• The task:
Set the data down once more, in full and exactly.
::: Dataset records
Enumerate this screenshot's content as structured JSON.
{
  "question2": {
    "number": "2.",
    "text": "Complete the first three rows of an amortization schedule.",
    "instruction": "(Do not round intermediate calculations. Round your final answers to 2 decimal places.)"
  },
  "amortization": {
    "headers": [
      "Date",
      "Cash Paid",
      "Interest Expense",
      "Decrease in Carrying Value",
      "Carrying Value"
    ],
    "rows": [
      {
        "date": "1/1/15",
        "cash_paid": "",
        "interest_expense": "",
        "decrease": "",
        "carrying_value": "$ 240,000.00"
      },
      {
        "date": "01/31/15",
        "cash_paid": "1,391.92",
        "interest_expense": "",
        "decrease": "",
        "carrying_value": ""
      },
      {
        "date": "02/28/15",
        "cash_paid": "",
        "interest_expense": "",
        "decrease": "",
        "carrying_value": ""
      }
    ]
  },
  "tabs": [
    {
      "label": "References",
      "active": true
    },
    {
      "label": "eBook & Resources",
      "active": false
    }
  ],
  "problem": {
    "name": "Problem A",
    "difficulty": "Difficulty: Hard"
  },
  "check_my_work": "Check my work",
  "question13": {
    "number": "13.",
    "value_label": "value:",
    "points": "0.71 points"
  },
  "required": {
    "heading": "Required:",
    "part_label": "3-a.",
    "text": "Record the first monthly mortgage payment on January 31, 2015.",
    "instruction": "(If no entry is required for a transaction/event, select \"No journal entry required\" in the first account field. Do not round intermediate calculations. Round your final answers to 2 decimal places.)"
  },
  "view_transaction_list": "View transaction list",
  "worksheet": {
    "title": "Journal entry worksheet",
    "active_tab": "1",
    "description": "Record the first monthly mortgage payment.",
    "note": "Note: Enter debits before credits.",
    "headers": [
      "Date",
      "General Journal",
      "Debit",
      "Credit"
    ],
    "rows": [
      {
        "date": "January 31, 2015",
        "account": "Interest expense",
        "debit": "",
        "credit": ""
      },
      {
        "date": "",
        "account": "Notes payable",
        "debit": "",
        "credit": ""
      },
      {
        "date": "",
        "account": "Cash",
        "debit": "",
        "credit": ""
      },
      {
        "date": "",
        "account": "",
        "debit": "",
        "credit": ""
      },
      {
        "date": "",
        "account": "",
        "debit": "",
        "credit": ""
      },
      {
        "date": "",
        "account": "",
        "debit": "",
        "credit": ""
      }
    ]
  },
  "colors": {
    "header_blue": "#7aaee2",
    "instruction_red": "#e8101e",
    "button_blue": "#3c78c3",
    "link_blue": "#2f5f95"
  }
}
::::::
• The answer:
Enumerate this screenshot's content as structured JSON.
{
  "question2": {
    "number": "2.",
    "text": "Complete the first three rows of an amortization schedule.",
    "instruction": "(Do not round intermediate calculations. Round your final answers to 2 decimal places.)"
  },
  "amortization": {
    "headers": [
      "Date",
      "Cash Paid",
      "Interest Expense",
      "Decrease in Carrying Value",
      "Carrying Value"
    ],
    "rows": [
      {
        "date": "1/1/15",
        "cash_paid": "",
        "interest_expense": "",
        "decrease": "",
        "carrying_value": "$ 240,000.00"
      },
      {
        "date": "01/31/15",
        "cash_paid": "1,391.92",
        "interest_expense": "",
        "decrease": "",
        "carrying_value": ""
      },
      {
        "date": "02/28/15",
        "cash_paid": "",
        "interest_expense": "",
        "decrease": "",
        "carrying_value": ""
      }
    ]
  },
  "tabs": [
    {
      "label": "References",
      "active": true
    },
    {
      "label": "eBook & Resources",
      "active": false
    }
  ],
  "problem": {
    "name": "Problem A",
    "difficulty": "Difficulty: Hard"
  },
  "check_my_work": "Check my work",
  "question13": {
    "number": "13.",
    "value_label": "value:",
    "points": "0.71 points"
  },
  "required": {
    "heading": "Required:",
    "part_label": "3-a.",
    "text": "Record the first monthly mortgage payment on January 31, 2015.",
    "instruction": "(If no entry is required for a transaction/event, select \"No journal entry required\" in the first account field. Do not round intermediate calculations. Round your final answers to 2 decimal places.)"
  },
  "view_transaction_list": "View transaction list",
  "worksheet": {
    "title": "Journal entry worksheet",
    "active_tab": "1",
    "description": "Record the first monthly mortgage payment.",
    "note": "Note: Enter debits before credits.",
    "headers": [
      "Date",
      "General Journal",
      "Debit",
      "Credit"
    ],
    "rows": [
      {
        "date": "January 31, 2015",
        "account": "Interest expense",
        "debit": "",
        "credit": ""
      },
      {
        "date": "",
        "account": "Notes payable",
        "debit": "",
        "credit": ""
      },
      {
        "date": "",
        "account": "Cash",
        "debit": "",
        "credit": ""
      },
      {
        "date": "",
        "account": "",
        "debit": "",
        "credit": ""
      },
      {
        "date": "",
        "account": "",
        "debit": "",
        "credit": ""
      },
      {
        "date": "",
        "account": "",
        "debit": "",
        "credit": ""
      }
    ]
  },
  "colors": {
    "header_blue": "#7aaee2",
    "instruction_red": "#e8101e",
    "button_blue": "#3c78c3",
    "link_blue": "#2f5f95"
  }
}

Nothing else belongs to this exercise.